What are pivot points?
What are Pivot Points?
A Pivot Point is a technical analysis tool used to determine potential areas of interesting or important price action. These areas are ideally where the sentiment might be about to change from bullish to bearish, or vice versa. Although at first glance they may seem complicated, they are actually very simple! That’s because Pivot Points are simply the average of the high, low and closing prices from the previous trading day creating levels on a chart. Standard Pivot Points consist of a Pivot Point level, two support, and two resistance levels.
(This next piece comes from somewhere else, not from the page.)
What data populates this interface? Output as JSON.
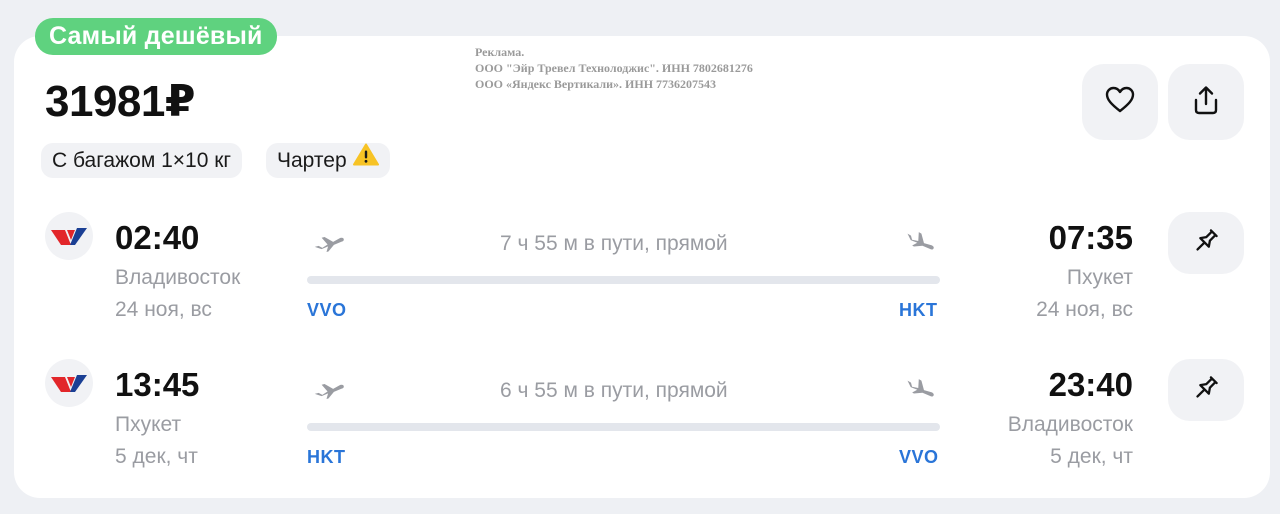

Let’s see an example from the Skilling trading platform:
Pivot Point level (represents yellow lines) based on the simple average of high, low and closing prices of the prior period depending on the timeframe of the chart.
- The first support (S1) and resistance (R1) levels are represented by the red lines while
- The second support (S2) and resistance (R2) levels are illustrated by green lines.
Pivot Points can help you determine whether the trend is bullish or bearish. If the current Pivot Point level is above the prior one, it can usually be interpreted as a bullish sentiment whilst if the price is below the Pivot Point level, it may be seen as bearish. It can be more efficient if you also use at least one moving average to get confirmation of the current trend:
- to provide you with logical suggestions on where to place your stop-loss or take profit levels
- also help you to identify direction if combined with another indicator. For example, with MACD or RSI you might potentially be able to get verification on whether there is a reversal or break-out occurring.
A good way to understand them is to look at them as providing a trader with a warning of where they might expect to see some market ‘action’. These levels are watched by others in the market too, so it’s logical that some interesting moves might occur around these points.
Setting up Pivot Points in your Skilling trading platform
The Pivot Point levels will be calculated automatically and there is no option to provide different parameters. The only thing you need to do is customise the appearance of the levels.
- S1 and S2 = Support levels
- R1 and R2 = Resistance levels
Pivot Points are a very popular and simple method to plot areas of interest in a chart. As they are easy to place on a chart, they are perhaps a good introduction to help you spot interesting areas (potentially) where you might witness important price action. This could include reversals in a trend, or a break out. Of course, often the price will move to the area of a pivot line and nothing of any significance will happen, whilst at other times they will provide a perfect signal - like all technical analysis no one approach will work all the time. We believe though, that Pivot Points provide a good entry-level indicator to help you understand concepts like support and resistance, reversals, and break-outs.
The Ichimoku Cloud consists of five lines plotted on a candlestick chart. Being originally a Japanese indicator, many of...
With CFDs and FX trading you can take a view that a market will go up (buying) or go down (selling). When you buy, it is...